Chris Sacca opines:
I have worked with engineers from a variety of household-name big companies. Like some universal truth that transcends language, national borders, industries, or even market cycles, I hear the same two things from those in organizations that are no longer innovating: 1) They never get to work on teams smaller than 200 people and 2) They haven’t launched anything in years. Why? They are suffocated by myriad processes, hierarchies, templates, forms, and flow charts.
The leaders of Google have realized…that the company’s own growth would be the biggest challenge and have toiled unflinchingly to build scalable and transparent systems for encouraging the freedom to innovate and collaborate without jumping through some of the unnecessary traditional company hoops. …

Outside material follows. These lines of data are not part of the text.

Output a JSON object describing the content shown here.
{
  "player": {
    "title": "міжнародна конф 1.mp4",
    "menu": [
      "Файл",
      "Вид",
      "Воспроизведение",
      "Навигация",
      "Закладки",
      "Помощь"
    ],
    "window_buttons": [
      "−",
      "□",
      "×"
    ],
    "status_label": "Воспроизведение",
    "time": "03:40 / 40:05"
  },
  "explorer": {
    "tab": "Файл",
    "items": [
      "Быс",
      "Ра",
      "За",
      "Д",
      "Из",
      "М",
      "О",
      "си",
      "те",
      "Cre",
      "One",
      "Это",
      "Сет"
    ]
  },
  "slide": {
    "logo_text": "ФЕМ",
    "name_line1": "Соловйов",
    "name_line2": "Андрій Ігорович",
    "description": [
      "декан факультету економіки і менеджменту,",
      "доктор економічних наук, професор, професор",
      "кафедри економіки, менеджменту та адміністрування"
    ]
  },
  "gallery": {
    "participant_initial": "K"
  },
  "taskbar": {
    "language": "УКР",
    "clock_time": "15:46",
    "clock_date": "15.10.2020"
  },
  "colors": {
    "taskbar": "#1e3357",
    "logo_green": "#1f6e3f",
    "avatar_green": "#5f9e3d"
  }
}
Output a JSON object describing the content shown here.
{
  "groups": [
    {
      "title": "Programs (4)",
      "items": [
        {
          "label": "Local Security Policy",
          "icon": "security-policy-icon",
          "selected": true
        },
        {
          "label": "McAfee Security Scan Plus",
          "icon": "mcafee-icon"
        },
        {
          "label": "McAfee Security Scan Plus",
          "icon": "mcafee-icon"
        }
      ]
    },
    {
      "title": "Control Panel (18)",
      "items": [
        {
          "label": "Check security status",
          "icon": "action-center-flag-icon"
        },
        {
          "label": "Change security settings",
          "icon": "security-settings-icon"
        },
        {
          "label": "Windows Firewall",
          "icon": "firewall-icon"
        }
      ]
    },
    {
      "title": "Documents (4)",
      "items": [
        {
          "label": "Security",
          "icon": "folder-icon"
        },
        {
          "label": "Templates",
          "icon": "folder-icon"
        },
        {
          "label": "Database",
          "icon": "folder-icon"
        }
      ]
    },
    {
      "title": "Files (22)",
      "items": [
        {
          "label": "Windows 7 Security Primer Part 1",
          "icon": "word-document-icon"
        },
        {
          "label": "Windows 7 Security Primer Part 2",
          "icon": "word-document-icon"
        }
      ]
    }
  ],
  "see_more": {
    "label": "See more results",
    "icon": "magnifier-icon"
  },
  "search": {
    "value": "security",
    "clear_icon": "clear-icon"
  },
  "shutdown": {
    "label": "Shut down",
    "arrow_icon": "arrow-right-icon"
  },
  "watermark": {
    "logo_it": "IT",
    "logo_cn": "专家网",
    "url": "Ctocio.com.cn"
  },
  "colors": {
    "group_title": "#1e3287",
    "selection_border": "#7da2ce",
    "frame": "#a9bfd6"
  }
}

…Nevertheless, the potential big company pitfalls are always looming. As the size grows, I see colleagues, particularly those who join Google from other companies, tempted to carve out fiefdoms and mandate SWOT analyses and extensive Excel spreadsheets littered with three letter acronyms. I have seen a few mid-level bosses evoke the traditions of Japanese management and schedule “pre-meetings” to plan, discuss, and approve what will be planned, discussed and approved at the actual meeting itself. MBA-speak creeps into the parlance and these new managers require the filing of more and more TPS reports.